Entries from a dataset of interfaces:
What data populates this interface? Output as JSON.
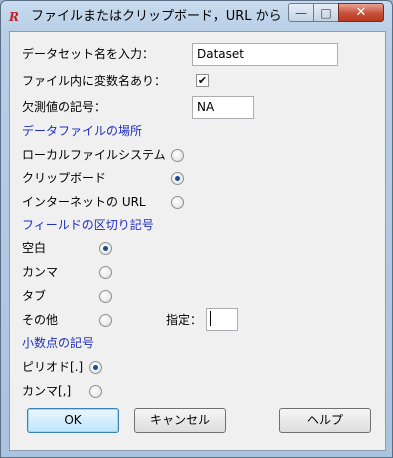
{
  "window": {
    "title": "ファイルまたはクリップボード，URL から...",
    "app_icon_glyph": "R",
    "minimize_glyph": "—",
    "maximize_glyph": "□",
    "close_glyph": "✕"
  },
  "form": {
    "dataset_name_label": "データセット名を入力：",
    "dataset_name_value": "Dataset",
    "var_names_label": "ファイル内に変数名あり：",
    "var_names_checked": true,
    "var_names_check_glyph": "✔",
    "missing_label": "欠測値の記号：",
    "missing_value": "NA"
  },
  "location": {
    "heading": "データファイルの場所",
    "options": [
      {
        "label": "ローカルファイルシステム",
        "selected": false
      },
      {
        "label": "クリップボード",
        "selected": true
      },
      {
        "label": "インターネットの URL",
        "selected": false
      }
    ]
  },
  "separator": {
    "heading": "フィールドの区切り記号",
    "options": [
      {
        "label": "空白",
        "selected": true
      },
      {
        "label": "カンマ",
        "selected": false
      },
      {
        "label": "タブ",
        "selected": false
      },
      {
        "label": "その他",
        "selected": false
      }
    ],
    "specify_label": "指定：",
    "specify_value": ""
  },
  "decimal": {
    "heading": "小数点の記号",
    "options": [
      {
        "label": "ピリオド[.]",
        "selected": true
      },
      {
        "label": "カンマ[,]",
        "selected": false
      }
    ]
  },
  "buttons": {
    "ok": "OK",
    "cancel": "キャンセル",
    "help": "ヘルプ"
  }
}
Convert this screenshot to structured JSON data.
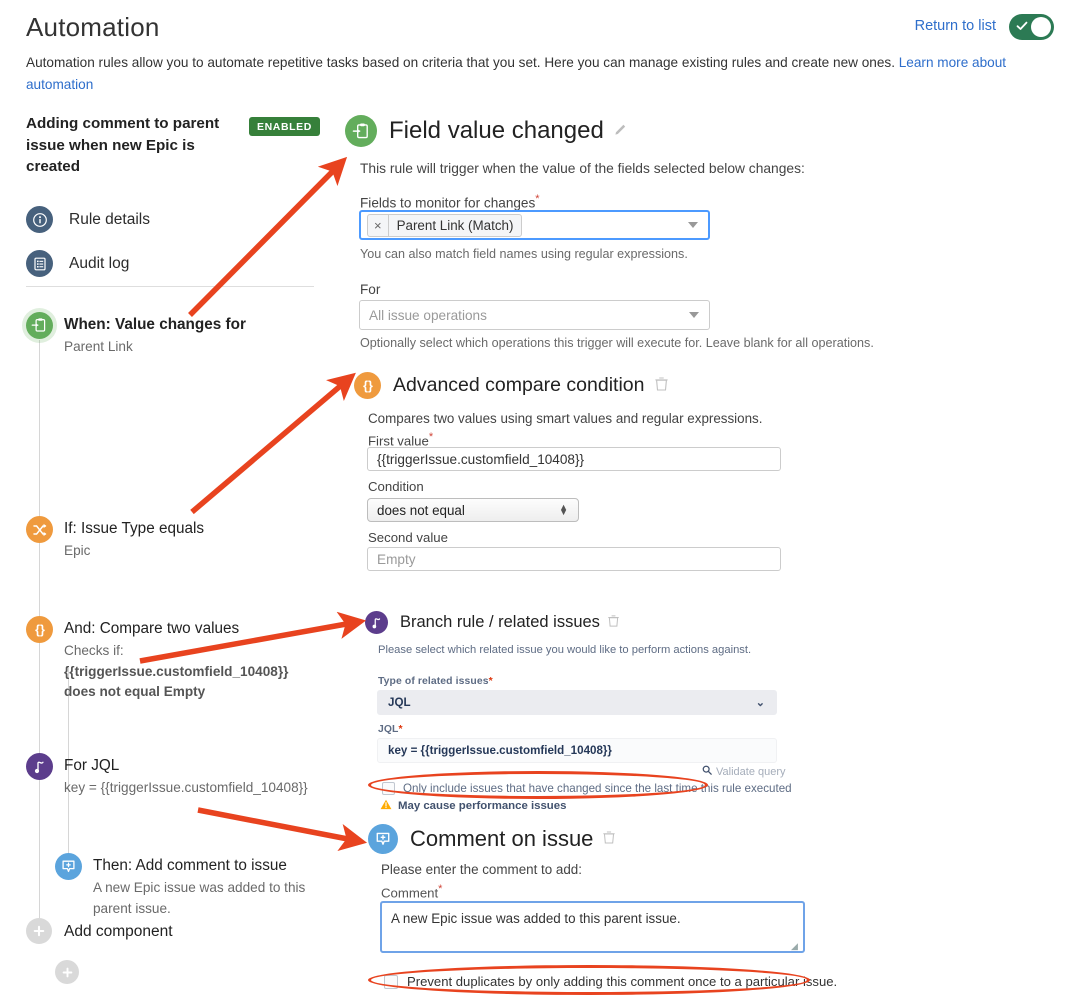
{
  "header": {
    "title": "Automation",
    "return_link": "Return to list",
    "toggle_state_icon": "check-icon",
    "intro_text": "Automation rules allow you to automate repetitive tasks based on criteria that you set. Here you can manage existing rules and create new ones. ",
    "intro_link": "Learn more about automation"
  },
  "sidebar": {
    "rule_name": "Adding comment to parent issue when new Epic is created",
    "status_badge": "ENABLED",
    "nav": [
      {
        "label": "Rule details",
        "icon": "info-circle-icon"
      },
      {
        "label": "Audit log",
        "icon": "list-document-icon"
      }
    ],
    "tree": [
      {
        "title": "When: Value changes for",
        "subtitle": "Parent Link",
        "icon": "trigger-clipboard-icon",
        "color": "green"
      },
      {
        "title": "If: Issue Type equals",
        "subtitle": "Epic",
        "icon": "shuffle-icon",
        "color": "orange"
      },
      {
        "title": "And: Compare two values",
        "subtitle": "Checks if:",
        "subtitle_bold_1": "{{triggerIssue.customfield_10408}}",
        "subtitle_bold_2": "does not equal Empty",
        "icon": "curly-braces-icon",
        "color": "orange"
      },
      {
        "title": "For JQL",
        "subtitle": "key = {{triggerIssue.customfield_10408}}",
        "icon": "branch-icon",
        "color": "purple"
      },
      {
        "title": "Then: Add comment to issue",
        "subtitle": "A new Epic issue was added to this parent issue.",
        "icon": "comment-add-icon",
        "color": "blue"
      }
    ],
    "add_child_label": "",
    "add_component_label": "Add component",
    "add_icon": "plus-icon"
  },
  "trigger_panel": {
    "title": "Field value changed",
    "icon": "trigger-clipboard-icon",
    "edit_icon": "pencil-icon",
    "description": "This rule will trigger when the value of the fields selected below changes:",
    "fields_label": "Fields to monitor for changes",
    "fields_required": "*",
    "selected_chip": "Parent Link (Match)",
    "chip_remove_icon": "close-icon",
    "dropdown_icon": "chevron-down-icon",
    "fields_hint": "You can also match field names using regular expressions.",
    "for_label": "For",
    "for_value": "All issue operations",
    "for_hint": "Optionally select which operations this trigger will execute for. Leave blank for all operations."
  },
  "condition_panel": {
    "title": "Advanced compare condition",
    "icon": "curly-braces-icon",
    "delete_icon": "trash-icon",
    "description": "Compares two values using smart values and regular expressions.",
    "first_value_label": "First value",
    "first_value_required": "*",
    "first_value": "{{triggerIssue.customfield_10408}}",
    "condition_label": "Condition",
    "condition_value": "does not equal",
    "second_value_label": "Second value",
    "second_value_placeholder": "Empty"
  },
  "branch_panel": {
    "title": "Branch rule / related issues",
    "icon": "branch-icon",
    "delete_icon": "trash-icon",
    "description": "Please select which related issue you would like to perform actions against.",
    "type_label": "Type of related issues",
    "type_required": "*",
    "type_value": "JQL",
    "dropdown_icon": "chevron-down-icon",
    "jql_label": "JQL",
    "jql_required": "*",
    "jql_value": "key = {{triggerIssue.customfield_10408}}",
    "validate_label": "Validate query",
    "validate_icon": "magnifier-icon",
    "only_changed_label": "Only include issues that have changed since the last time this rule executed",
    "only_changed_checked": false,
    "warning_label": "May cause performance issues",
    "warning_icon": "warning-triangle-icon"
  },
  "comment_panel": {
    "title": "Comment on issue",
    "icon": "comment-add-icon",
    "delete_icon": "trash-icon",
    "description": "Please enter the comment to add:",
    "comment_label": "Comment",
    "comment_required": "*",
    "comment_value": "A new Epic issue was added to this parent issue.",
    "prevent_duplicates_label": "Prevent duplicates by only adding this comment once to a particular issue.",
    "prevent_duplicates_checked": false
  },
  "annotations": {
    "highlight_color": "#e8431f",
    "arrows": 4,
    "ellipses": 2
  }
}
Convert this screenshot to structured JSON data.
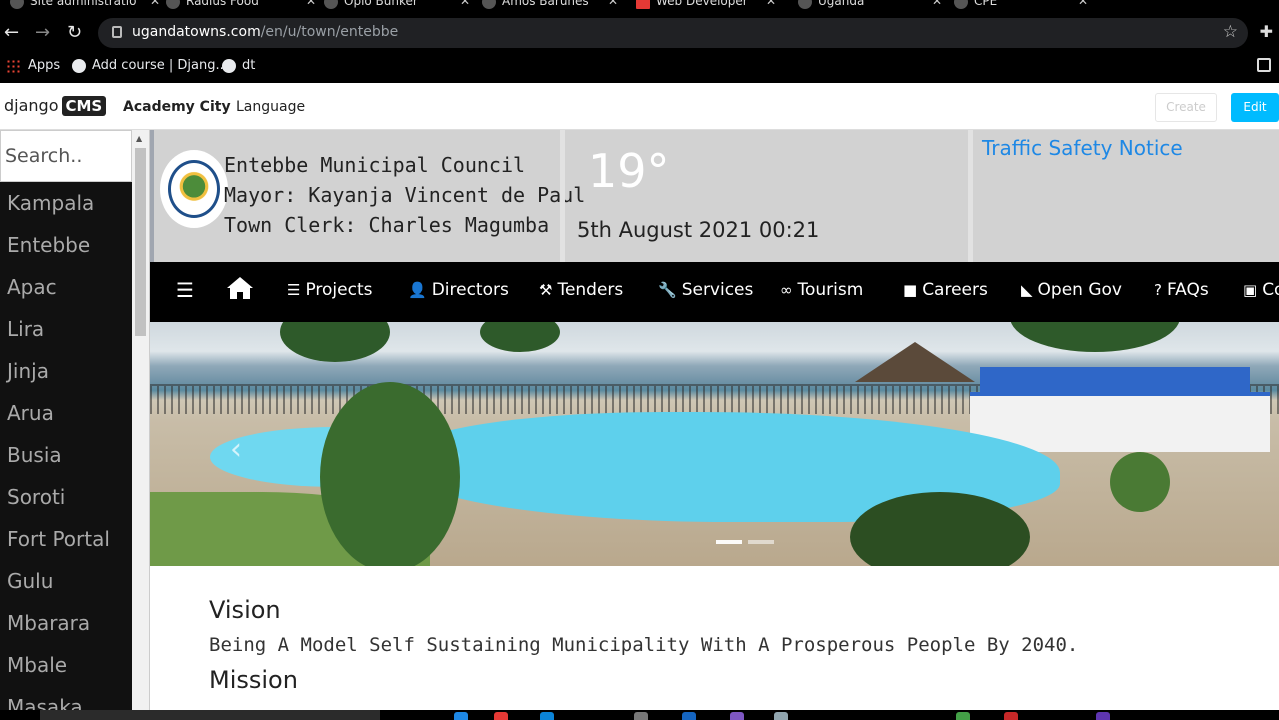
{
  "browser": {
    "tabs": [
      {
        "title": "Site administratio"
      },
      {
        "title": "Radius Food"
      },
      {
        "title": "Opio Bunker"
      },
      {
        "title": "Amos Barunes"
      },
      {
        "title": "Web Developer"
      },
      {
        "title": "Uganda"
      },
      {
        "title": "CPE"
      }
    ],
    "url_host": "ugandatowns.com",
    "url_path": "/en/u/town/entebbe",
    "bookmarks": [
      {
        "label": "Apps"
      },
      {
        "label": "Add course | Djang..."
      },
      {
        "label": "dt"
      }
    ]
  },
  "cms": {
    "logo_text": "django",
    "logo_badge": "CMS",
    "site_name": "Academy City",
    "language_label": "Language",
    "create_label": "Create",
    "edit_label": "Edit"
  },
  "sidebar": {
    "search_placeholder": "Search..",
    "towns": [
      "Kampala",
      "Entebbe",
      "Apac",
      "Lira",
      "Jinja",
      "Arua",
      "Busia",
      "Soroti",
      "Fort Portal",
      "Gulu",
      "Mbarara",
      "Mbale",
      "Masaka"
    ]
  },
  "header": {
    "council_name": "Entebbe Municipal Council",
    "mayor": "Mayor: Kayanja Vincent de Paul",
    "clerk": "Town Clerk: Charles Magumba",
    "temperature": "19°",
    "datetime": "5th August 2021 00:21",
    "notice": "Traffic Safety Notice"
  },
  "nav": {
    "menu_icon": "☰",
    "items": [
      {
        "label": "Projects",
        "icon": "list-icon"
      },
      {
        "label": "Directors",
        "icon": "users-icon"
      },
      {
        "label": "Tenders",
        "icon": "gavel-icon"
      },
      {
        "label": "Services",
        "icon": "wrench-icon"
      },
      {
        "label": "Tourism",
        "icon": "binoculars-icon"
      },
      {
        "label": "Careers",
        "icon": "briefcase-icon"
      },
      {
        "label": "Open Gov",
        "icon": "rss-icon"
      },
      {
        "label": "FAQs",
        "icon": "question-icon"
      },
      {
        "label": "Co",
        "icon": "contact-icon"
      }
    ]
  },
  "content": {
    "vision_heading": "Vision",
    "vision_text": "Being A Model Self Sustaining Municipality With A Prosperous People By 2040.",
    "mission_heading": "Mission"
  }
}
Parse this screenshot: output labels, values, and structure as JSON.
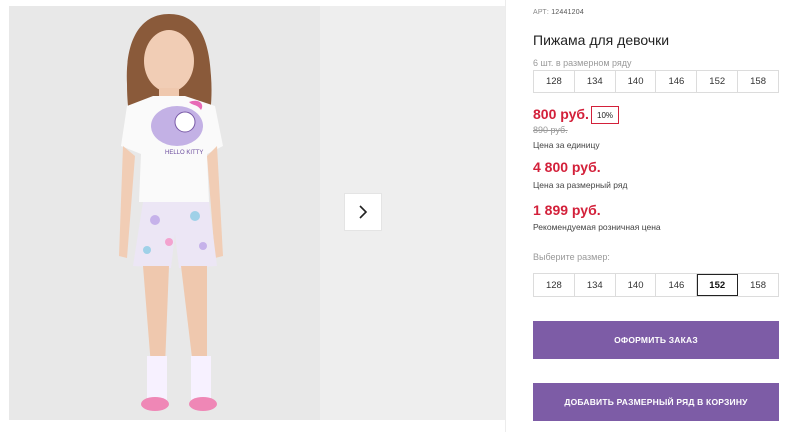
{
  "product": {
    "article_label": "АРТ:",
    "article_number": "12441204",
    "title": "Пижама для девочки",
    "series_note": "6 шт. в размерном ряду",
    "series_sizes": [
      "128",
      "134",
      "140",
      "146",
      "152",
      "158"
    ],
    "price": "800 руб.",
    "discount": "10%",
    "old_price": "890 руб.",
    "price_unit_label": "Цена за единицу",
    "series_price": "4 800 руб.",
    "series_price_label": "Цена за размерный ряд",
    "rrp_price": "1 899 руб.",
    "rrp_label": "Рекомендуемая розничная цена"
  },
  "size_picker": {
    "label": "Выберите размер:",
    "sizes": [
      "128",
      "134",
      "140",
      "146",
      "152",
      "158"
    ],
    "selected": "152"
  },
  "buttons": {
    "order": "ОФОРМИТЬ ЗАКАЗ",
    "add_series": "ДОБАВИТЬ РАЗМЕРНЫЙ РЯД В КОРЗИНУ"
  },
  "colors": {
    "accent": "#7d5ca6",
    "price": "#d3203a"
  },
  "icons": {
    "next": "chevron-right-icon"
  }
}
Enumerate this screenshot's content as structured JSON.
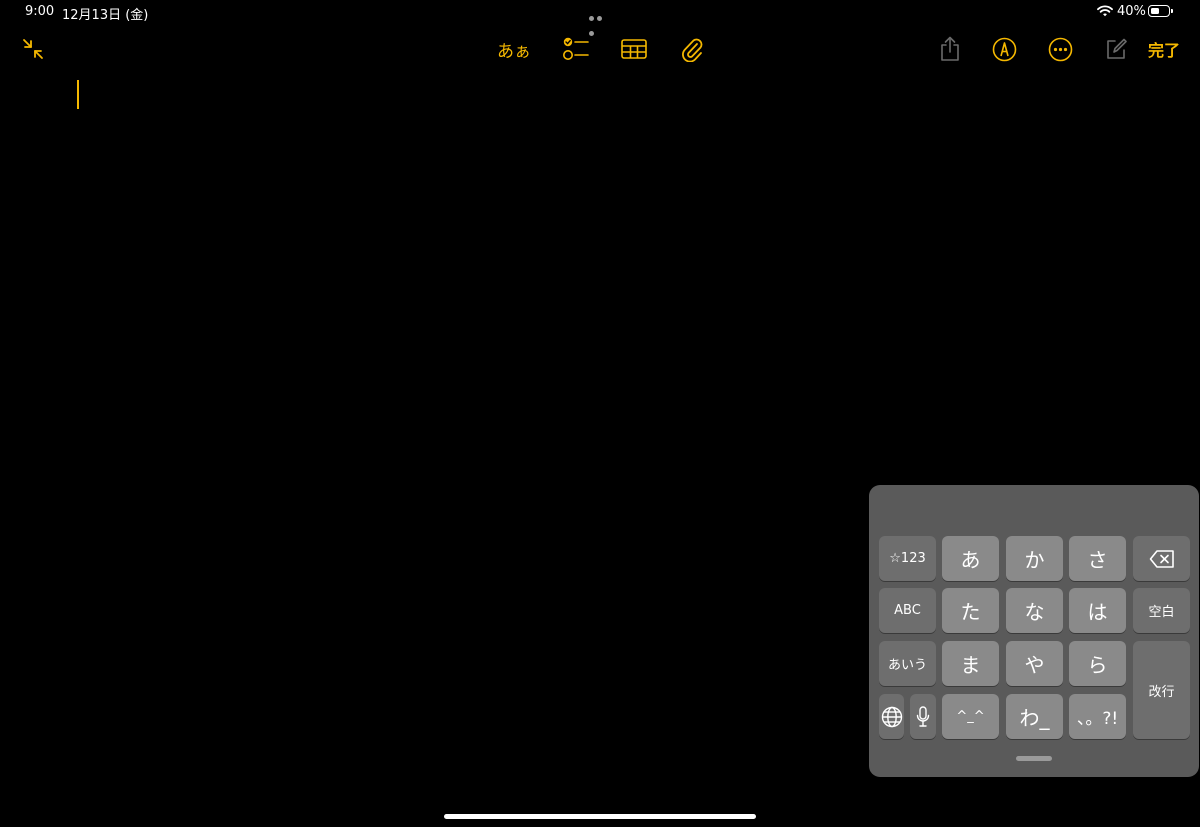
{
  "status_bar": {
    "time": "9:00",
    "date": "12月13日 (金)",
    "battery_percent_label": "40%",
    "battery_level": 0.4
  },
  "toolbar": {
    "format_label": "あぁ",
    "done_label": "完了",
    "icons": [
      "collapse-arrows-icon",
      "checklist-icon",
      "table-icon",
      "paperclip-icon",
      "share-icon",
      "markup-pen-icon",
      "more-ellipsis-icon",
      "compose-icon"
    ],
    "accent_color": "#f5b800"
  },
  "keyboard": {
    "row1": {
      "symbols": "☆123",
      "a": "あ",
      "ka": "か",
      "sa": "さ"
    },
    "row2": {
      "abc": "ABC",
      "ta": "た",
      "na": "な",
      "ha": "は",
      "space": "空白"
    },
    "row3": {
      "kana": "あいう",
      "ma": "ま",
      "ya": "や",
      "ra": "ら",
      "return": "改行"
    },
    "row4": {
      "emoticon": "^_^",
      "wa": "わ_",
      "punct": "、。?!"
    }
  }
}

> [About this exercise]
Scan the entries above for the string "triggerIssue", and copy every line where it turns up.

> [Reply to the task]
        "subtitle_bold_1": "{{triggerIssue.customfield_10408}}",
        "subtitle": "key = {{triggerIssue.customfield_10408}}",
    "first_value": "{{triggerIssue.customfield_10408}}",
    "jql_value": "key = {{triggerIssue.customfield_10408}}",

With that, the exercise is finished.